All this is happening in the aftermath of the BBI debacle. Some have said that amending the Constitution in accordance with the BBI Amendment Bill should be a priority for the new government (on the assumption that will be Raila Odinga’s).
You will remember that the real interest of politicians tended to be in jobs — most notably the Prime Minister and two deputies. There was also the idea that the best loser in the presidential election race should be leader of the opposition. Then there were the 70 new constituencies (with their associated NG-CDFs) to go to certain favoured areas (such as Kiambu to get six). And MPs were to be eligible to be Cabinet secretaries (ministers).
Clearly the scheme was to parcel out the plum jobs to allies in a grand coalition – thus removing some key players from the presidential race but putting them in a good position to become Prime Minister (or deputy).
But this option is not there. The ambitions for office will stand for President, not Parliament. And those who lose will as now be jobless.

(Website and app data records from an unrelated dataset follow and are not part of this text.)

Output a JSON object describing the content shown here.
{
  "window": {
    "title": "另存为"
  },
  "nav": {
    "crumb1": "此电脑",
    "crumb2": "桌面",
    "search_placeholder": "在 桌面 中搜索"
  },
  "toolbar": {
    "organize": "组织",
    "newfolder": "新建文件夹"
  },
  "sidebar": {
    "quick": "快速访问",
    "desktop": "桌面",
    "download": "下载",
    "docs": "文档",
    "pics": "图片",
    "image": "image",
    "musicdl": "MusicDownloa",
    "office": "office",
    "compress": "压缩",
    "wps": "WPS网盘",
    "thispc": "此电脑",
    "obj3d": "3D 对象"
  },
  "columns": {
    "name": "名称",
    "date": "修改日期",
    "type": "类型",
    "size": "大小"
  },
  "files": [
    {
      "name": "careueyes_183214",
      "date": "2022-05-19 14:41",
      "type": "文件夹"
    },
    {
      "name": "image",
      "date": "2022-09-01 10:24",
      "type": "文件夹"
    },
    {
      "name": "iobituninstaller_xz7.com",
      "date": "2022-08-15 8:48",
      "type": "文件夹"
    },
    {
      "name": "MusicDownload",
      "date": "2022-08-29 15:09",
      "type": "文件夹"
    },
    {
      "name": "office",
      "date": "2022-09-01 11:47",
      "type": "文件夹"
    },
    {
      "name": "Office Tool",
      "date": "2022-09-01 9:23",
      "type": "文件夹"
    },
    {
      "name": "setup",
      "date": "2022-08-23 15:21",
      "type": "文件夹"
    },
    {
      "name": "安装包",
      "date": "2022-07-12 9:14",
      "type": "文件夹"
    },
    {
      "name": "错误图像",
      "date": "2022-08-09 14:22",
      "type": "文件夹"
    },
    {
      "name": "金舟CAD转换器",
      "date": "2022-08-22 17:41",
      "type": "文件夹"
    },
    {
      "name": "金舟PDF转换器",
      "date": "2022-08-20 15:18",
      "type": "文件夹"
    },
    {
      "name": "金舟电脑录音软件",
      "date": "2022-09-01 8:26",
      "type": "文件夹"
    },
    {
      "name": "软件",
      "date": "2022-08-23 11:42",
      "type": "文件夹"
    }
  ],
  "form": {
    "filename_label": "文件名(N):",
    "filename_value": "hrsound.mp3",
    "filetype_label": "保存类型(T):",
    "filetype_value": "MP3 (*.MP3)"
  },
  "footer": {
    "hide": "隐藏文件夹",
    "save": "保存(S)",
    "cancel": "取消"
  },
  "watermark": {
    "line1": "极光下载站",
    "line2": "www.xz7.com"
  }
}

One thing that became clear in the High Court is that initiating a change in the Constitution is not formally the job of the President. But if the President has strong support in the National Assembly — as is likely but not guaranteed — he (almost certainly he) could probably ensure his people introduce amendments he is keen on.
But what would any President be keen on? Having a prime minister and two deputies? Why would any president want that? Having the defeated presidential candidate as leader of the opposition? Why would any president want that? Why would a president-supporting National Assembly want that?
It is not entirely clear that MPs would want more constituencies – at least if it meant they would have to share the NG-CDF.
MPs can take the initiative to amend the Constitution. Maybe they would want to be eligible to be Cabinet secretaries. Maybe to create a prime minister and sidekicks from among their number.
If such an amendment was passed, the President would have no choice but to sign. But the amendment would pass Parliament only if at least two-thirds of each House voted for it twice. In the current Parliament, the National Assembly has never managed to raise two-thirds to defeat a presidential objection to a law they have passed.
A President might be happy for Parliament to pass an amendment to make it possible to appoint Ministers from Parliament – at least he would be able to buy some support. But not much because the Cabinet cannot have more than 22 Cabinet secretaries – not very many out of say 180 MPs, which would be a bare majority.
And would the President or Parliament, once elected, really want to increase the counties’ share of national revenue?
The courts have indicated that some changes cannot be made at all by the ordinary processes of a constitutional amendment. Like specifying which counties new constituencies would be in – because it takes away the job of the IEBC.
The same might be true of changing the system of government to something more like a parliamentary system (having a prime minister and ministers from Parliament).
If so, such changes would need a full-blown constitutional review process, with public participation, drafts, a referendum and so on. And some years, no doubt.
And the Constitution says that changes in the law that benefit MPs financially will not be effective until after the next election. Why should this not apply to changing the Constitution so that some work – and earn – as ministers?
When a president is serving his first term, there is an expectation that he will be re-elected. No incumbent president has ever lost an election in Kenya. Sitting MPS do not want to antagonise him. It is no coincidence that the BBI came in Uhuru’s second term.
If – remarkably – major constitutional changes of the BBI sort were done in the aftermath of the 2022 election, bringing them into effect immediately would, as suggested here, be complicated.
The BBI assumed, as suggested earlier, a complete plan, including who was to stand for Parliament with a view to becoming PM or CS. Nor would it be possible to have an early election after the constitutional amendment.
Major constitutional change is most likely when incumbents are about to leave office. In 10 years’ time, maybe?